The woman at the center of the heinous murder of Emmett Till, a Black Chicago teen who was lynched and murdered in 1955, has confessed for the first time ever that she fabricated part of her testimony, Vanity Fair reports.

Carolyn Bryant Donham has never spoken publicly since she testified in the murder trial of her then-husband, Roy Bryant, and his half brother, J.W. Milam, who were acquitted less than a month after they kidnapped, tortured, beat and executed the teen.

After their acquittal, both Bryant and Milam boasted about what they had done to Till, saying they had no choice but to kill him for behaving in such an obscene way toward Bryant’s wife.

But Donham told author Timothy Tyson that she’d made up some of the claims that led to Till’s death. The interview was conducted in 2007, after she approached Tyson about helping to write her memoirs.

Donham, who was 21 at the time of Till’s murder, spent about one minute alone with the 14-year-old who was visiting relatives in Mississippi. At the time, she was working in the store she owned with her husband.

Till, affectionately known as “Bo,” reportedly bragged to his cousin and some other boys that he had a White girlfriend back home, and the boys dared him to speak to Donham, who was working behind the counter.
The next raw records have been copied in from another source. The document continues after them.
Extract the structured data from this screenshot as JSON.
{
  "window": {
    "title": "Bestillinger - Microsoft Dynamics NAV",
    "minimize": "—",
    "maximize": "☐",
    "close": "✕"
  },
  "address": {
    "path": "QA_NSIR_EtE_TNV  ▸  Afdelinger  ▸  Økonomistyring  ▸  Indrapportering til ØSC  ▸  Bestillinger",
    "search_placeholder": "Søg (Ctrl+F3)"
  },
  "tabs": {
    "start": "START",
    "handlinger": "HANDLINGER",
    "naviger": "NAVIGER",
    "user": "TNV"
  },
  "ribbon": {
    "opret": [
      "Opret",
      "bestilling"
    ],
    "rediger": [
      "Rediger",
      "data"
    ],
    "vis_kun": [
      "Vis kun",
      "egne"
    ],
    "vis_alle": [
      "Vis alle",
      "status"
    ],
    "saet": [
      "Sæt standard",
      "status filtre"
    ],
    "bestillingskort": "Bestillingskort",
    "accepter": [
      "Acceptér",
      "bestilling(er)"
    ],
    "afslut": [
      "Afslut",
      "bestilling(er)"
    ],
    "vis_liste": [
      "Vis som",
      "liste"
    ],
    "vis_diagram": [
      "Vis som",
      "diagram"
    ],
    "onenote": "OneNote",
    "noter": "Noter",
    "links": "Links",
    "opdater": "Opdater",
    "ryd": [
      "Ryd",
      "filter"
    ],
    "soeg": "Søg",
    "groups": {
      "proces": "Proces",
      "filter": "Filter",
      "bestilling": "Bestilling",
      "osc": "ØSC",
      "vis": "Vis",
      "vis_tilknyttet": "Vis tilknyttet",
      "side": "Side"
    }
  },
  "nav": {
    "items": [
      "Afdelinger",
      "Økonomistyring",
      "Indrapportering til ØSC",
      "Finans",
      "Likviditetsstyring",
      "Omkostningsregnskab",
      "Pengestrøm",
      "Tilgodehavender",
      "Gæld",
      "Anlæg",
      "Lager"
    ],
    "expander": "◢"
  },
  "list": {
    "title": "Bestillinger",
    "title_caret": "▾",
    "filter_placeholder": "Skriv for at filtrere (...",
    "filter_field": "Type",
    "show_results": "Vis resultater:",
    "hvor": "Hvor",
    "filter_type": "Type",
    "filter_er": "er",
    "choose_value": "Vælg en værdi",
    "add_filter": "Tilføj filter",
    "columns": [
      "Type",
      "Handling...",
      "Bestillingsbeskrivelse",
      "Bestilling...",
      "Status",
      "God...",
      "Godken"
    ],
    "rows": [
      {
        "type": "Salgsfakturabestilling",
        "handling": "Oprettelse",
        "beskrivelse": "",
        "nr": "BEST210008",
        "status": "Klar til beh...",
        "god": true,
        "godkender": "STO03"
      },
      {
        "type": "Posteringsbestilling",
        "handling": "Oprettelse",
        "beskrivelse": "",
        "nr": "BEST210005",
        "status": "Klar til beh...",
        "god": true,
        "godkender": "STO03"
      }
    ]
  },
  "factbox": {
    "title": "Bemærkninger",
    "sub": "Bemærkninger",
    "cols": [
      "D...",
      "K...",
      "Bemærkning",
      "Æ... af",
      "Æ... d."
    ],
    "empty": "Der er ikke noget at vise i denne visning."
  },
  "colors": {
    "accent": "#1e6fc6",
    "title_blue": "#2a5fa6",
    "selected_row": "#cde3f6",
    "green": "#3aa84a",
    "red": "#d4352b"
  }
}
Till’s 12-year-old cousin briefly went inside of the store but left Till alone with Donham, who claimed he grabbed her and made lewd comments.

“That part’s not true,” Donham told Tyson, who spoke with her for his new book, The Blood of Emmett Till. 

She also claimed Till whistled at her, but Tyson notes that might not have been intentional because the teen had a lisp. Donham said she couldn’t remember anything else from the brief encounter.

“Nothing that boy did could ever justify what happened to him,” Donham said.